→ **SUPPLIED ENTRIES**:
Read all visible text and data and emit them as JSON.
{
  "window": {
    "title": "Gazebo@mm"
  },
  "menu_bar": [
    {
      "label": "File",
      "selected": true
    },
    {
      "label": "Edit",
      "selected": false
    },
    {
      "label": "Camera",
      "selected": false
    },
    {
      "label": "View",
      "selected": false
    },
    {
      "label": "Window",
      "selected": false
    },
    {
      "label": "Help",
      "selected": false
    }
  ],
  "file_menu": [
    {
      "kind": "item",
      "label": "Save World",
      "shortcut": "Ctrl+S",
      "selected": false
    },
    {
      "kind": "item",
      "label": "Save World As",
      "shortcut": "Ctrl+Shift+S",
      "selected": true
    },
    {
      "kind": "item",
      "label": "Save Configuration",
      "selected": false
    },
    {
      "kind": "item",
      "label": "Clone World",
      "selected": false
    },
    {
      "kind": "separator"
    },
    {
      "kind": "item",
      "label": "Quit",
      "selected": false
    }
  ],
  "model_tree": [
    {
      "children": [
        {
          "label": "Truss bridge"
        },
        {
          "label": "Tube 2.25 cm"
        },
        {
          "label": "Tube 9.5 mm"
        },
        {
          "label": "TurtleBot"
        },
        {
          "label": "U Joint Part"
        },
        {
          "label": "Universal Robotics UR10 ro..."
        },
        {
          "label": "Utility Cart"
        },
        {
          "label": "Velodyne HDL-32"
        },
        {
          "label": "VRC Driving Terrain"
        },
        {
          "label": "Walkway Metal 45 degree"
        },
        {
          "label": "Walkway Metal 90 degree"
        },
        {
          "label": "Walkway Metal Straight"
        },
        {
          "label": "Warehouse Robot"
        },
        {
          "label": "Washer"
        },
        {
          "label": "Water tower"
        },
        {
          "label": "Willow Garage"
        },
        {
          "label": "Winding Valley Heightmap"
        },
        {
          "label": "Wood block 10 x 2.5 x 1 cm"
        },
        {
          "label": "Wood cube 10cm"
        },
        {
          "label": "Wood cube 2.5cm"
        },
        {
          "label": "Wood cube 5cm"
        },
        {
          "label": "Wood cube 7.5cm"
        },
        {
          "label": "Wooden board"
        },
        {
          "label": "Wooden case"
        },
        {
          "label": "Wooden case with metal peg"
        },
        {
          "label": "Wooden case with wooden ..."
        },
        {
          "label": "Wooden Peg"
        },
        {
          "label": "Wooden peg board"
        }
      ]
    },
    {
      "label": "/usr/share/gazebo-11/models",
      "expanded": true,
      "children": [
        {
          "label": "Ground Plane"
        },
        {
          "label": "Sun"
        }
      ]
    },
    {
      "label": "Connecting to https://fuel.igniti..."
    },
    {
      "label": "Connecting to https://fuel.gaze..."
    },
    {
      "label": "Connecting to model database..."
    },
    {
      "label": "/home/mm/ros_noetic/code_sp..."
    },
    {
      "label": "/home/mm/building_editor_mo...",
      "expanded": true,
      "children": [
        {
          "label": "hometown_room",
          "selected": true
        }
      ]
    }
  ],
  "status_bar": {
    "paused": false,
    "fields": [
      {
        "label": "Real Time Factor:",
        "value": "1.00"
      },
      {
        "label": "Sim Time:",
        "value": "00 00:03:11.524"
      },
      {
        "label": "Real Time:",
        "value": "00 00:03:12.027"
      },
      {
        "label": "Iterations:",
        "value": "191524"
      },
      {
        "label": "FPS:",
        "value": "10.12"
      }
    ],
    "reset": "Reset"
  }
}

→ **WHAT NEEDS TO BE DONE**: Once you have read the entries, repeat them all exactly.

→ **ANSWER TO THIS EXERCISE**:
Read all visible text and data and emit them as JSON.
{
  "window": {
    "title": "Gazebo@mm"
  },
  "menu_bar": [
    {
      "label": "File",
      "selected": true
    },
    {
      "label": "Edit",
      "selected": false
    },
    {
      "label": "Camera",
      "selected": false
    },
    {
      "label": "View",
      "selected": false
    },
    {
      "label": "Window",
      "selected": false
    },
    {
      "label": "Help",
      "selected": false
    }
  ],
  "file_menu": [
    {
      "kind": "item",
      "label": "Save World",
      "shortcut": "Ctrl+S",
      "selected": false
    },
    {
      "kind": "item",
      "label": "Save World As",
      "shortcut": "Ctrl+Shift+S",
      "selected": true
    },
    {
      "kind": "item",
      "label": "Save Configuration",
      "selected": false
    },
    {
      "kind": "item",
      "label": "Clone World",
      "selected": false
    },
    {
      "kind": "separator"
    },
    {
      "kind": "item",
      "label": "Quit",
      "selected": false
    }
  ],
  "model_tree": [
    {
      "children": [
        {
          "label": "Truss bridge"
        },
        {
          "label": "Tube 2.25 cm"
        },
        {
          "label": "Tube 9.5 mm"
        },
        {
          "label": "TurtleBot"
        },
        {
          "label": "U Joint Part"
        },
        {
          "label": "Universal Robotics UR10 ro..."
        },
        {
          "label": "Utility Cart"
        },
        {
          "label": "Velodyne HDL-32"
        },
        {
          "label": "VRC Driving Terrain"
        },
        {
          "label": "Walkway Metal 45 degree"
        },
        {
          "label": "Walkway Metal 90 degree"
        },
        {
          "label": "Walkway Metal Straight"
        },
        {
          "label": "Warehouse Robot"
        },
        {
          "label": "Washer"
        },
        {
          "label": "Water tower"
        },
        {
          "label": "Willow Garage"
        },
        {
          "label": "Winding Valley Heightmap"
        },
        {
          "label": "Wood block 10 x 2.5 x 1 cm"
        },
        {
          "label": "Wood cube 10cm"
        },
        {
          "label": "Wood cube 2.5cm"
        },
        {
          "label": "Wood cube 5cm"
        },
        {
          "label": "Wood cube 7.5cm"
        },
        {
          "label": "Wooden board"
        },
        {
          "label": "Wooden case"
        },
        {
          "label": "Wooden case with metal peg"
        },
        {
          "label": "Wooden case with wooden ..."
        },
        {
          "label": "Wooden Peg"
        },
        {
          "label": "Wooden peg board"
        }
      ]
    },
    {
      "label": "/usr/share/gazebo-11/models",
      "expanded": true,
      "children": [
        {
          "label": "Ground Plane"
        },
        {
          "label": "Sun"
        }
      ]
    },
    {
      "label": "Connecting to https://fuel.igniti..."
    },
    {
      "label": "Connecting to https://fuel.gaze..."
    },
    {
      "label": "Connecting to model database..."
    },
    {
      "label": "/home/mm/ros_noetic/code_sp..."
    },
    {
      "label": "/home/mm/building_editor_mo...",
      "expanded": true,
      "children": [
        {
          "label": "hometown_room",
          "selected": true
        }
      ]
    }
  ],
  "status_bar": {
    "paused": false,
    "fields": [
      {
        "label": "Real Time Factor:",
        "value": "1.00"
      },
      {
        "label": "Sim Time:",
        "value": "00 00:03:11.524"
      },
      {
        "label": "Real Time:",
        "value": "00 00:03:12.027"
      },
      {
        "label": "Iterations:",
        "value": "191524"
      },
      {
        "label": "FPS:",
        "value": "10.12"
      }
    ],
    "reset": "Reset"
  }
}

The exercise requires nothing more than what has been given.